[EXERCISE OBJECTIVE] The word "color" may appear in some lines of the data; copy every such line.
*** Begin section ***
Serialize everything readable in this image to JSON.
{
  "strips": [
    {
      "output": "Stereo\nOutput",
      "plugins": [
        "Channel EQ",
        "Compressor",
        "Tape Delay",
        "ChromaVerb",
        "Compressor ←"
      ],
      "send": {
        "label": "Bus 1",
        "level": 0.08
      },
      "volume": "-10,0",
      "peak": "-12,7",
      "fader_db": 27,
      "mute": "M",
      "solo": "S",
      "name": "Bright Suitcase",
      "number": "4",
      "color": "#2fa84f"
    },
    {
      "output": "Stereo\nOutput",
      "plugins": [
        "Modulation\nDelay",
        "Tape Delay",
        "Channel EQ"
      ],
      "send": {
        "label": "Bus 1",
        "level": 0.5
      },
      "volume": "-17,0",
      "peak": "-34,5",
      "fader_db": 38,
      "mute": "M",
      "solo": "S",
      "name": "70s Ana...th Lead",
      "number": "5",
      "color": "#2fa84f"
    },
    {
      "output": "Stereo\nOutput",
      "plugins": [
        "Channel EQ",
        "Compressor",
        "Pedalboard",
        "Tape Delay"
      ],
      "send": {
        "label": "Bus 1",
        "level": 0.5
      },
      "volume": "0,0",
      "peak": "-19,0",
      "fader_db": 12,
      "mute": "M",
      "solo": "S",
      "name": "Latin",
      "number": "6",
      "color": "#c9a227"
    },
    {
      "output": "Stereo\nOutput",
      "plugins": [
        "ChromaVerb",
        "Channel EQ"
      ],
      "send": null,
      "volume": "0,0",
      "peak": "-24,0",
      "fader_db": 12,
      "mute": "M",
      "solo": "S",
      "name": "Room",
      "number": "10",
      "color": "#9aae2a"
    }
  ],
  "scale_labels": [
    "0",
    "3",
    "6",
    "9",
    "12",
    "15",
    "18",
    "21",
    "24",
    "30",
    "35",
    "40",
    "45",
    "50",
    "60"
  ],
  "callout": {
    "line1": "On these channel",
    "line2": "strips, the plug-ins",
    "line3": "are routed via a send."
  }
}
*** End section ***
[REPLY]
      "color": "#2fa84f"
      "color": "#2fa84f"
      "color": "#c9a227"
      "color": "#9aae2a"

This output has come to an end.